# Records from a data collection
Start of Block

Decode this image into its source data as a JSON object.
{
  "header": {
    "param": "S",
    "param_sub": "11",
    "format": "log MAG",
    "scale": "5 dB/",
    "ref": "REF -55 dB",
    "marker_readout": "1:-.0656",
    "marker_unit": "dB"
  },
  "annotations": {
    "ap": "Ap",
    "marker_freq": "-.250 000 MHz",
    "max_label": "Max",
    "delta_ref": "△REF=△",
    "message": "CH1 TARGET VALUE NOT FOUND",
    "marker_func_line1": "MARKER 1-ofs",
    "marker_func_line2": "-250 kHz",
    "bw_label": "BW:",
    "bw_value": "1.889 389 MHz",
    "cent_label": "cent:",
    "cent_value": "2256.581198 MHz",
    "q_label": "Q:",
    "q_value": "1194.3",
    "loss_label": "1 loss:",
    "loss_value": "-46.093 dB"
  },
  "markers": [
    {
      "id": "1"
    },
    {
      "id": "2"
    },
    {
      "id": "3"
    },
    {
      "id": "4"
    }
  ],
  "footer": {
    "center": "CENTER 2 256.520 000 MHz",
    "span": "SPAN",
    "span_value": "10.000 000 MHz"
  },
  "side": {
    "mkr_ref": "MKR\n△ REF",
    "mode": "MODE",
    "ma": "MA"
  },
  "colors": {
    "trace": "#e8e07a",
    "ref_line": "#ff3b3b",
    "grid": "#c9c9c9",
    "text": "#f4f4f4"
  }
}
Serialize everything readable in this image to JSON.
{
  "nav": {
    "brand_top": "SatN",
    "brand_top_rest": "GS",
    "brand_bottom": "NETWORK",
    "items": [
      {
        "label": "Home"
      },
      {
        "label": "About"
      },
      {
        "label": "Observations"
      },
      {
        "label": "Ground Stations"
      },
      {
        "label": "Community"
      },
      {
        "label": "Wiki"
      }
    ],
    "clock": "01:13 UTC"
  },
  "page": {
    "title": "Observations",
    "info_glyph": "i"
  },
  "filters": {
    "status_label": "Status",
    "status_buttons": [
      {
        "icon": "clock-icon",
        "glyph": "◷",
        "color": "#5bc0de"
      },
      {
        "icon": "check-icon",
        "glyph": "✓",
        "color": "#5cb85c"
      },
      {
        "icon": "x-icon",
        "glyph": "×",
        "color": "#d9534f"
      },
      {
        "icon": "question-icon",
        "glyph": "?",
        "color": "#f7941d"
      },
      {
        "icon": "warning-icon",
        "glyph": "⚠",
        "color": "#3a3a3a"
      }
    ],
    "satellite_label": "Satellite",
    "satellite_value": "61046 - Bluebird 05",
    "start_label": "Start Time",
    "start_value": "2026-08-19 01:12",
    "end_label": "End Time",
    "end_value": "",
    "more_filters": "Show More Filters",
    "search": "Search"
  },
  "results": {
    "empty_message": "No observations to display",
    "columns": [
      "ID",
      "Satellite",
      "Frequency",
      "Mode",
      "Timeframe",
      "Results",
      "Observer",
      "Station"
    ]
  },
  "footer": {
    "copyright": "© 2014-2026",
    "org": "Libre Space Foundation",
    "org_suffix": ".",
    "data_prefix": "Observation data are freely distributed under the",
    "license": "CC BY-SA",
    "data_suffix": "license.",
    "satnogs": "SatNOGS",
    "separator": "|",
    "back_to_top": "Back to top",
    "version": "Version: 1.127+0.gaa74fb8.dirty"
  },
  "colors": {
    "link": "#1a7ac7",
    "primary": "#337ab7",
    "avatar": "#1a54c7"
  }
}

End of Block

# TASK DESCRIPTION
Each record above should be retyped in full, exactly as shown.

# OUTPUT BELOW
Decode this image into its source data as a JSON object.
{
  "header": {
    "param": "S",
    "param_sub": "11",
    "format": "log MAG",
    "scale": "5 dB/",
    "ref": "REF -55 dB",
    "marker_readout": "1:-.0656",
    "marker_unit": "dB"
  },
  "annotations": {
    "ap": "Ap",
    "marker_freq": "-.250 000 MHz",
    "max_label": "Max",
    "delta_ref": "△REF=△",
    "message": "CH1 TARGET VALUE NOT FOUND",
    "marker_func_line1": "MARKER 1-ofs",
    "marker_func_line2": "-250 kHz",
    "bw_label": "BW:",
    "bw_value": "1.889 389 MHz",
    "cent_label": "cent:",
    "cent_value": "2256.581198 MHz",
    "q_label": "Q:",
    "q_value": "1194.3",
    "loss_label": "1 loss:",
    "loss_value": "-46.093 dB"
  },
  "markers": [
    {
      "id": "1"
    },
    {
      "id": "2"
    },
    {
      "id": "3"
    },
    {
      "id": "4"
    }
  ],
  "footer": {
    "center": "CENTER 2 256.520 000 MHz",
    "span": "SPAN",
    "span_value": "10.000 000 MHz"
  },
  "side": {
    "mkr_ref": "MKR\n△ REF",
    "mode": "MODE",
    "ma": "MA"
  },
  "colors": {
    "trace": "#e8e07a",
    "ref_line": "#ff3b3b",
    "grid": "#c9c9c9",
    "text": "#f4f4f4"
  }
}
Serialize everything readable in this image to JSON.
{
  "nav": {
    "brand_top": "SatN",
    "brand_top_rest": "GS",
    "brand_bottom": "NETWORK",
    "items": [
      {
        "label": "Home"
      },
      {
        "label": "About"
      },
      {
        "label": "Observations"
      },
      {
        "label": "Ground Stations"
      },
      {
        "label": "Community"
      },
      {
        "label": "Wiki"
      }
    ],
    "clock": "01:13 UTC"
  },
  "page": {
    "title": "Observations",
    "info_glyph": "i"
  },
  "filters": {
    "status_label": "Status",
    "status_buttons": [
      {
        "icon": "clock-icon",
        "glyph": "◷",
        "color": "#5bc0de"
      },
      {
        "icon": "check-icon",
        "glyph": "✓",
        "color": "#5cb85c"
      },
      {
        "icon": "x-icon",
        "glyph": "×",
        "color": "#d9534f"
      },
      {
        "icon": "question-icon",
        "glyph": "?",
        "color": "#f7941d"
      },
      {
        "icon": "warning-icon",
        "glyph": "⚠",
        "color": "#3a3a3a"
      }
    ],
    "satellite_label": "Satellite",
    "satellite_value": "61046 - Bluebird 05",
    "start_label": "Start Time",
    "start_value": "2026-08-19 01:12",
    "end_label": "End Time",
    "end_value": "",
    "more_filters": "Show More Filters",
    "search": "Search"
  },
  "results": {
    "empty_message": "No observations to display",
    "columns": [
      "ID",
      "Satellite",
      "Frequency",
      "Mode",
      "Timeframe",
      "Results",
      "Observer",
      "Station"
    ]
  },
  "footer": {
    "copyright": "© 2014-2026",
    "org": "Libre Space Foundation",
    "org_suffix": ".",
    "data_prefix": "Observation data are freely distributed under the",
    "license": "CC BY-SA",
    "data_suffix": "license.",
    "satnogs": "SatNOGS",
    "separator": "|",
    "back_to_top": "Back to top",
    "version": "Version: 1.127+0.gaa74fb8.dirty"
  },
  "colors": {
    "link": "#1a7ac7",
    "primary": "#337ab7",
    "avatar": "#1a54c7"
  }
}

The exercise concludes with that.